When last we left Health and Human Services Secretary Michael Leavitt, he was headed to Ethiopia, Mali and Ivory Coast on an AIDs-related voyage, followed by a trip to Pakistan. He then linked up with the U.S. delegation for the closing ceremonies of the Olympic Games in Beijing and returned home Aug. 25.
But Leavitt's foreign travels turned decidedly more upscale and traditional last week, when he stopped in lovely Anjou, France, about 200 miles southwest of Paris, to speak at a health conference. Then he hit the American Chamber of Commerce in Paris, met with folks at the Pasteur Institute, spoke at the opening of an exposition on malaria and stopped in at another conference.
But if you couldn't make that trip, there's one we're told is being planned by Environmental Protection Agency chief Stephen L. Johnson to Israel and Jordan in October that's not to be missed. Details apparently are still being worked out, but Johnson, fully rested from that excellent two-week jaunt around Australia a few months ago, is focusing on environmental problems in the Mideast.
Early buzz is he's taking a sizable contingent of aides with him, but it would be best to sign up quickly. Surely there are substantial pollution problems in Jerusalem, Masada, Bethlehem and Petra.
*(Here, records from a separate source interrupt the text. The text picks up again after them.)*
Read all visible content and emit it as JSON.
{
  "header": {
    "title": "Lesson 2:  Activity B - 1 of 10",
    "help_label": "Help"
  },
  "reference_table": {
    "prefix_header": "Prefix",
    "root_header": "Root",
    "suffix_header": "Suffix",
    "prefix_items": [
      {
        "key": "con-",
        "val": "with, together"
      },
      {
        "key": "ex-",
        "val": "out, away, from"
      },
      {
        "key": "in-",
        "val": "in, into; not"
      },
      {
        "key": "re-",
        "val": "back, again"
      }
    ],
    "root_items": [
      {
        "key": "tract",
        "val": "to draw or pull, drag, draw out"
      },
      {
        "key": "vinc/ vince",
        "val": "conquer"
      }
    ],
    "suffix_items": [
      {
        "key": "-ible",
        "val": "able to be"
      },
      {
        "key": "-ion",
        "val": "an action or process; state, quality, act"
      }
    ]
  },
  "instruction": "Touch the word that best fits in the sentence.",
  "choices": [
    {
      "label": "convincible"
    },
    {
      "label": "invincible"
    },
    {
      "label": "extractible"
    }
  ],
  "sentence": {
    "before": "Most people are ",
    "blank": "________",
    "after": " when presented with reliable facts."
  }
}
To the Private Sector
Former undersecretary of state for political affairs Nicholas Burns, last seen heading off to Harvard to do some teaching, is to be named today as senior counsel to clients at Edelman Public Relations and chairman of the firm's new global public affairs advisory board.
Burns, a career diplomat, had been ambassador to NATO and Greece, as well as the State Department spokesman. He served on the National Security Council.
And Richard Grenell, who's been director of communications and public diplomacy at the United Nations since 2001, working for four ambassadors to that organization, is heading back to California to be senior vice president of corporate communications for Kent Thiry, CEO of DaVita, a health-care company that specializes in kidney care. Grenell, who worked on the Hill and as a spokesman for former New York governor George Pataki (R), was also director of communications for former San Diego mayor Susan Golding (R).